Orange Blossom Water (Neroli)
FUNCTIONS: REFRESHING, ANTI-BACTERIAL, REJUVENATING, HEALING, SOOTHING
Neroli or Orange blossom, is an extract that derives from the blossoms of the bitter orange tree originating in tropical regions in Asia and East Africa. Legend has it that Neroli took its name by the, the Princess of Nerola in Italy. By the end of the 17th century, she introduced the essence of the bitter orange tree by using it to scent her bath. It has been widely used in perfumery since the days of old Egypt because of its sweet citrus-floral aroma. Aromatherapists use Neroli to promote feelings of happiness and relieve symptoms of stress and anxiety. In skin care, it can act as a gentle yet effective astringent for both skin and hair.
WHAT CAN NEROLI FLOWER WATER DO FOR SKIN & OVERALL HEALTH
Neroli is ideal for all skin types and very gentle on the sensitive ones.
Improves and maintains skin’s elasticity .
Its regenerative properties reduce the appearance of wrinkles and fine lines.
Heals small cuts and shrinks stretch marks.
Moisturises and refreshes while leaving the skin delicately scented.
Controls the oil production of the skin.
Its anti-bacterial qualities, treats inflammations and soothes irritated, acne-prone skin.
HOW TO USE IT
Moisturiser: First place your moisturiser on your palm, spray some Neroli floral water, mix and apply onto your face.
Body Mist: Spritz all over your body and face after having a shower for a refreshing aroma and skin toning benefit.
Make up remover: Spray a small amount of Neroli floral water on an organic cotton pad and gently remove your makeup.
Hair: Add 1 part Neroli floral water to three parts water. Make it your last hair rinse. Or simply add it to your conditioner.

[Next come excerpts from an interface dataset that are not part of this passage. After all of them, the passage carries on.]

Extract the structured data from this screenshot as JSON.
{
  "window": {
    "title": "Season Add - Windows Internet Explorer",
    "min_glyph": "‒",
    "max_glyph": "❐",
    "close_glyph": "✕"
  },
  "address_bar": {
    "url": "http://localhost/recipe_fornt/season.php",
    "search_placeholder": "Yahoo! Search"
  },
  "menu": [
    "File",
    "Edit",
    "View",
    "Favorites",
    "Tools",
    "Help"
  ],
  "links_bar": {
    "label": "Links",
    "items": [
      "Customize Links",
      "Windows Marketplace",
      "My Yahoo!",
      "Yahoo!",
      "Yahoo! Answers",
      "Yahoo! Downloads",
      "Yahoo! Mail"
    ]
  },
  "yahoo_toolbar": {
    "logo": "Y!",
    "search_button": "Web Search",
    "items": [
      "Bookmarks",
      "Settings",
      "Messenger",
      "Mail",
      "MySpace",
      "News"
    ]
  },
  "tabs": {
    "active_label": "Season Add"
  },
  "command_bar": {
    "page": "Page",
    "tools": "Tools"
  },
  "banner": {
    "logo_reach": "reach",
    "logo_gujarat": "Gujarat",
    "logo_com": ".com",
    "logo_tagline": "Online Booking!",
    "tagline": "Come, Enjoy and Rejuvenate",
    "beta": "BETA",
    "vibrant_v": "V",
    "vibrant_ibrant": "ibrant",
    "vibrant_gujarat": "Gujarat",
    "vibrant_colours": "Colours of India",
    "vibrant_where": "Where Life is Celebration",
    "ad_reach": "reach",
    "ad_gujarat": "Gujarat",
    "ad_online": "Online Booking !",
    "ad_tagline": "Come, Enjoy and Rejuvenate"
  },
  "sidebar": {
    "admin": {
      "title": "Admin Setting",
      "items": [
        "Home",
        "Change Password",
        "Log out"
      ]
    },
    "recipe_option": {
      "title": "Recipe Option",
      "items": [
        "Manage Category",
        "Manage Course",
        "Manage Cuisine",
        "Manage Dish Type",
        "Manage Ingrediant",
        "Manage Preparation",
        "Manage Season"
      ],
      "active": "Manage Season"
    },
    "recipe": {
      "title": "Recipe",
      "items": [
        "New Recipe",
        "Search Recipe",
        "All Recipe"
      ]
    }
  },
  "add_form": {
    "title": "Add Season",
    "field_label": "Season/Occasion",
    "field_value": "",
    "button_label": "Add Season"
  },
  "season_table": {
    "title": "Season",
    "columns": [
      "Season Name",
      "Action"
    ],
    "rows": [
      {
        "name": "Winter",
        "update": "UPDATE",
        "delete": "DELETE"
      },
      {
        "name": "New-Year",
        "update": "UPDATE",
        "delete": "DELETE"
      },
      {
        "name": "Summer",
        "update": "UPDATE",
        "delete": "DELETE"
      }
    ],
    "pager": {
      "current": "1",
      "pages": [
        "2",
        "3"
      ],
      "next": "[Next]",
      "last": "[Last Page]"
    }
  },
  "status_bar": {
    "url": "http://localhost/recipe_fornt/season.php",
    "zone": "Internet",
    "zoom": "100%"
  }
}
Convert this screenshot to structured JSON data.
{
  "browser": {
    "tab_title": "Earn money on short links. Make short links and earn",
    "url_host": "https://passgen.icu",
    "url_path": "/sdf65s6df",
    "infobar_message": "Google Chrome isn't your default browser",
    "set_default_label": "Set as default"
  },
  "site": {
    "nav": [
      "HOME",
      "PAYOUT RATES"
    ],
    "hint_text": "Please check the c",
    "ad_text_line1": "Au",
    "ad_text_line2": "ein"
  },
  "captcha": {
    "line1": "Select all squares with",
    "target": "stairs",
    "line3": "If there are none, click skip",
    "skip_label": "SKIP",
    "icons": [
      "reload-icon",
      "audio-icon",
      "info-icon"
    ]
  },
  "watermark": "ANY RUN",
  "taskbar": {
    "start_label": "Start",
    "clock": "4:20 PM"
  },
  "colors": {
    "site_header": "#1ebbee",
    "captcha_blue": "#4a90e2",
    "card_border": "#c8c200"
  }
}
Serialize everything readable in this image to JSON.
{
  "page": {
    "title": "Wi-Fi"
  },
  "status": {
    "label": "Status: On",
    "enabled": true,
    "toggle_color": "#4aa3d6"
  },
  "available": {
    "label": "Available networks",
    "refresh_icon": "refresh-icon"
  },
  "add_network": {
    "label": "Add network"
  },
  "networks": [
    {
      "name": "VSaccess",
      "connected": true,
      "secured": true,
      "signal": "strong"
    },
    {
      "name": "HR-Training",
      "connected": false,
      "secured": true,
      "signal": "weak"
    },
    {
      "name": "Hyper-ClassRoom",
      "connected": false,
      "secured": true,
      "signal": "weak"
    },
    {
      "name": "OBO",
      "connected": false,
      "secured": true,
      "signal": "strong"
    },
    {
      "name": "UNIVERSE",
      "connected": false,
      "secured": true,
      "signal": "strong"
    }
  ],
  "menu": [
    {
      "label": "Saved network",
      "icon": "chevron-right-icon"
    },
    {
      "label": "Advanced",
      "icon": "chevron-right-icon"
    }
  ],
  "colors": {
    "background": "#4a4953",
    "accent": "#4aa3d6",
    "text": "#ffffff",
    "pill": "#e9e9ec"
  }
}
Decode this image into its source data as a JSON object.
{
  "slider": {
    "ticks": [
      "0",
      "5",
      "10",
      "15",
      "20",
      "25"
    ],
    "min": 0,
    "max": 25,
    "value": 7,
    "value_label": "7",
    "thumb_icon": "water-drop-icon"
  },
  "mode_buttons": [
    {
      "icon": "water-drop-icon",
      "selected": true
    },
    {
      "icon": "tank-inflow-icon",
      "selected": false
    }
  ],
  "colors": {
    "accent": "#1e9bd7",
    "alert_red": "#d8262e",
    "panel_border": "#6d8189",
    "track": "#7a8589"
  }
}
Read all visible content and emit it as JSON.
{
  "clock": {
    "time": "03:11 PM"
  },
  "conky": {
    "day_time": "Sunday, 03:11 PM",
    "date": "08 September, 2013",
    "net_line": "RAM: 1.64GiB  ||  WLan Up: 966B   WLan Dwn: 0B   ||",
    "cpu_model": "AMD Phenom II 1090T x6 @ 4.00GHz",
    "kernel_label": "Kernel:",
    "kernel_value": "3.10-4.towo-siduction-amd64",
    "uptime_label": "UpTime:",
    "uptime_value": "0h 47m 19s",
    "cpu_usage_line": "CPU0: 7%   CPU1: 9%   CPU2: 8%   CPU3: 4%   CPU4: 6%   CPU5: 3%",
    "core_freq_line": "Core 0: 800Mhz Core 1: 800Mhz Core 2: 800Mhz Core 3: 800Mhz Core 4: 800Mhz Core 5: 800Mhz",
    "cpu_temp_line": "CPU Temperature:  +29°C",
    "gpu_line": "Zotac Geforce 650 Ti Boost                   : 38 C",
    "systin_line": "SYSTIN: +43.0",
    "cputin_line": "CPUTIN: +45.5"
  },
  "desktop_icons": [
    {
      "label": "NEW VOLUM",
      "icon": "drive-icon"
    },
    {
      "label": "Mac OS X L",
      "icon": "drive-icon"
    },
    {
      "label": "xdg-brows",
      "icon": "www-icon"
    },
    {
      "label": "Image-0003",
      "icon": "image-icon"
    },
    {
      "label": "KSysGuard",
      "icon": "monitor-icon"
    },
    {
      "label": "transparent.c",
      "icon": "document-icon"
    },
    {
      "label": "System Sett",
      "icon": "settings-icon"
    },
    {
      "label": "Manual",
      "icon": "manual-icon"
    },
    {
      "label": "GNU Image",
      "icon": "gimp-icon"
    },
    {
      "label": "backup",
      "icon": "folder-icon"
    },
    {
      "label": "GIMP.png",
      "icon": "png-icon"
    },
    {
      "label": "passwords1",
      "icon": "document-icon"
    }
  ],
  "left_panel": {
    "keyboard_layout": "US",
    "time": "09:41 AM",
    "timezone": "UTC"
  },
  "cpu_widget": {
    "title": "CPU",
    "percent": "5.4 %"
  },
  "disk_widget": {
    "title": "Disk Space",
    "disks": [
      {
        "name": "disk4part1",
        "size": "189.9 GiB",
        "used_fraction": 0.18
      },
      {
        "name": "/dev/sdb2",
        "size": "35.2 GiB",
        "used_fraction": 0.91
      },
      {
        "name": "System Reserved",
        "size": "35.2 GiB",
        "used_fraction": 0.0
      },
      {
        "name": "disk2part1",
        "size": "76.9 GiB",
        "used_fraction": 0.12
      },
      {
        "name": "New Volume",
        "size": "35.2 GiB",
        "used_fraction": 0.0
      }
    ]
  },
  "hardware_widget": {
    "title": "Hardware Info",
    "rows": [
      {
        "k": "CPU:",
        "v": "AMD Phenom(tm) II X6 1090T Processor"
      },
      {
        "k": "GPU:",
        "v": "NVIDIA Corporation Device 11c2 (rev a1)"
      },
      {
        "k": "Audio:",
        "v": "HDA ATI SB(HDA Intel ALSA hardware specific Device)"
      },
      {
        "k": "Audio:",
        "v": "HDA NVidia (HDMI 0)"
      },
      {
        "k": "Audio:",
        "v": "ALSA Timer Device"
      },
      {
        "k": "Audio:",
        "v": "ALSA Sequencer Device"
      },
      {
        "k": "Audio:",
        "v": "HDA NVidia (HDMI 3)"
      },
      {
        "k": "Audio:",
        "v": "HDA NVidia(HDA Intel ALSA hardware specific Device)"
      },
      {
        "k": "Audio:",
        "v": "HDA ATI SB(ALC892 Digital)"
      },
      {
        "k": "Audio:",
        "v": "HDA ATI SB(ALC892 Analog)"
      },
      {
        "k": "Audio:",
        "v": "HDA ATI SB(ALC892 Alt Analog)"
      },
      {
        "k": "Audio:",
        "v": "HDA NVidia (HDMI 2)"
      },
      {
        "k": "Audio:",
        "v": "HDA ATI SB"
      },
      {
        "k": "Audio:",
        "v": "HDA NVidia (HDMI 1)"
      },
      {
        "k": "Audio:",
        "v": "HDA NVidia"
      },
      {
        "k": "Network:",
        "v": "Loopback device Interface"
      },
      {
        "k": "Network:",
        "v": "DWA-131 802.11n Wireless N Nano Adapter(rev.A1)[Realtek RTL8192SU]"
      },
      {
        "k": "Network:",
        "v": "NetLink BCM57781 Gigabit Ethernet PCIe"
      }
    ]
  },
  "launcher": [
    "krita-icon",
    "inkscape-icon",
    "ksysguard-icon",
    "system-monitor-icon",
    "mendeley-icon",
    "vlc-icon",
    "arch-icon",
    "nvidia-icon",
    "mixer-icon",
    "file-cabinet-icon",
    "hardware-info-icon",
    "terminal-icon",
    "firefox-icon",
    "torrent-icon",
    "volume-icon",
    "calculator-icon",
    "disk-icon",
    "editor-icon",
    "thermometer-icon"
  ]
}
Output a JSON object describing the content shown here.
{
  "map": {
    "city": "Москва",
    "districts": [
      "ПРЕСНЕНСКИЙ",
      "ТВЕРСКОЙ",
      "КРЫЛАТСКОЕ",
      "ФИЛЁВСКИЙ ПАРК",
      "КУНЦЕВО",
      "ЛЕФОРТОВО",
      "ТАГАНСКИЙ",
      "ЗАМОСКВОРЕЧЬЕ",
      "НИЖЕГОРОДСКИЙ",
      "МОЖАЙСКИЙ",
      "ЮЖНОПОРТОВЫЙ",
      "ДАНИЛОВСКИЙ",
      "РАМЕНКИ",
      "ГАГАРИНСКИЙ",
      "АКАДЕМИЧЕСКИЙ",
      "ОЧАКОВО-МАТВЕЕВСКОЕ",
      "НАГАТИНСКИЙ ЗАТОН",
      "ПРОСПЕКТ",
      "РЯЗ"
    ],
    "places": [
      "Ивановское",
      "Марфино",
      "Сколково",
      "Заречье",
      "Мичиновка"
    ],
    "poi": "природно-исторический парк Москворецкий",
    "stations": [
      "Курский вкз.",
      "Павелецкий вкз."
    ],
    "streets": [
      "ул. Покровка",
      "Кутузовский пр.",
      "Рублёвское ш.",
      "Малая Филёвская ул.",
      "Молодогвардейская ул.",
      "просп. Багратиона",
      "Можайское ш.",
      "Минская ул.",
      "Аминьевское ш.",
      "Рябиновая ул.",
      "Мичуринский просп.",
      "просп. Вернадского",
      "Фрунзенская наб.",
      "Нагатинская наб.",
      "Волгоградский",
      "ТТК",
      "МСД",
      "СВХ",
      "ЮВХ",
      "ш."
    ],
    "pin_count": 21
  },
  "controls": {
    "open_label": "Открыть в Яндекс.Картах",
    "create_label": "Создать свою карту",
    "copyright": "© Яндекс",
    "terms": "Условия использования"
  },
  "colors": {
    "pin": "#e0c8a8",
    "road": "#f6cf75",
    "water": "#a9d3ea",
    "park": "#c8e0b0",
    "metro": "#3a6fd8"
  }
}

The views expressed in this article intend to highlight alternative studies and induce conversation. They are the views of the author and do not necessarily represent the views of ROWSE, and are for informational purposes only, even if and to the extent that this article features the advice of physicians and medical practitioners. This article is not, nor is it intended to be, a substitute for professional medical advice, diagnosis or treatment, and should never be relied upon for specific medical advice.